In the “test-fluid” approximation, where the fluid self-gravity is neglected, the dynamics of the system is completely governed by Equations (1) and (2), together with the EOS (9). In those situations in which such an approximation does not hold, the previous equations must be solved in conjunction with the Einstein gravitational-field equations,

which describe the evolution of the geometry in a dynamic spacetime. A detailed description of the various numerical approaches to solving the Einstein equations is beyond the scope of the present article (see, e.g., [21741] for recent reviews). We briefly mention that the Einstein equations, both in vacuum as well as in the presence of matter fields, can be formulated as an initial value (Cauchy) problem, using the 3+1 decomposition of spacetime [25]. More details can be found in, e.g., [431158]. Given a choice of gauge, the Einstein equations in the 3+1 formalism split into evolution equations for the 3-metric and the extrinsic curvature (the second fundamental form), and constraint equations (the Hamiltonian and momentum constraints), which must be satisfied on every time slice.
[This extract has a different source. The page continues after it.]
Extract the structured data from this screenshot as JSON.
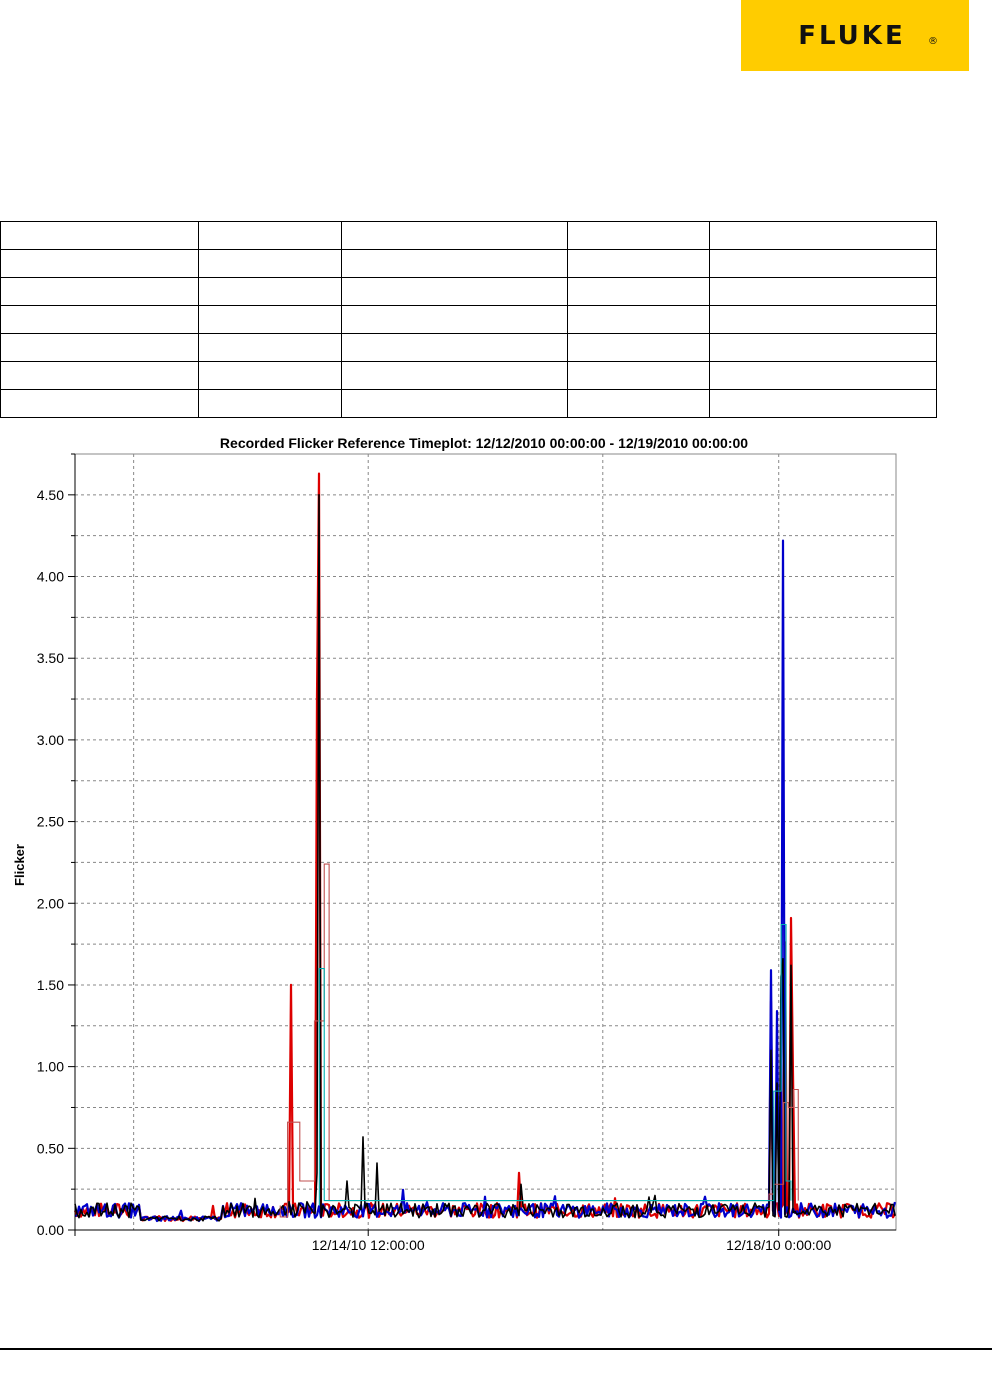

The Arnowitt–Deser–Misner (ADM) 3+1 metric equations have been shown over the years to be intrinsically unstable for long-term numerical simulations, especially for those dealing with black-hole spacetimes. Recently, there have been diverse attempts to reformulate those equations into forms better suited for numerical investigations (see [363395] and references therein). Among the various approaches proposed, the Baumgarte–Shapiro–Shibata–Nakamura (BSSN) reformulation of the ADM system [36339] is very appropriate for long-term stable numerical work. BSSN makes use of a conformal decomposition of the 3-metric, and the trace-free part of the extrinsic curvature, , with the conformal factor chosen to satisfy . In this formulation, as shown by [39], in addition to the evolution equations for the conformal three-metric and the conformal-traceless extrinsic-curvature variables , there are evolution equations for the conformal factor , the trace of the extrinsic curvature and the “conformal connection functions” . Indeed, BSSN (or slight modifications thereof) is currently the standard 3+1 formulation for most numerical relativity groups [5158]. Long-term stable applications include strongly-gravitating systems such as neutron stars (both, isolated and in binary systems) and single and binary black holes. Such binary–black-hole evolutions, possibly the grandest challenge of numerical relativity ever, since the beginning of the field, have only been possible in the last few years (see, e.g., [323] and references therein).

Alternatively, a characteristic initial-value–problem formulation of the Einstein equations was developed in the 1960s by Bondi, van der Burg, and Metzner [59], and by Sachs [344]. This approach has gradually advanced to a state where long-term stable evolutions of caustic-free spacetimes in multiple dimensions are possible, even including matter fields (see [217] and references therein). A comprehensive review of the characteristic formulation is presented in a Living Reviews article by Winicour [419]. Examples of this formulation in general-relativistic hydrodynamics are discussed in various sections of the current article.

Traditionally, most of the approaches for numerical integrations of the general-relativistic hydrodynamics equations have adopted spacelike foliations of the spacetime, within the 3+1 formulation. More recently, however, covariant forms of these equations, well suited for advanced numerical methods, have also been developed. This is reviewed next (Section 2.1) in a chronological way.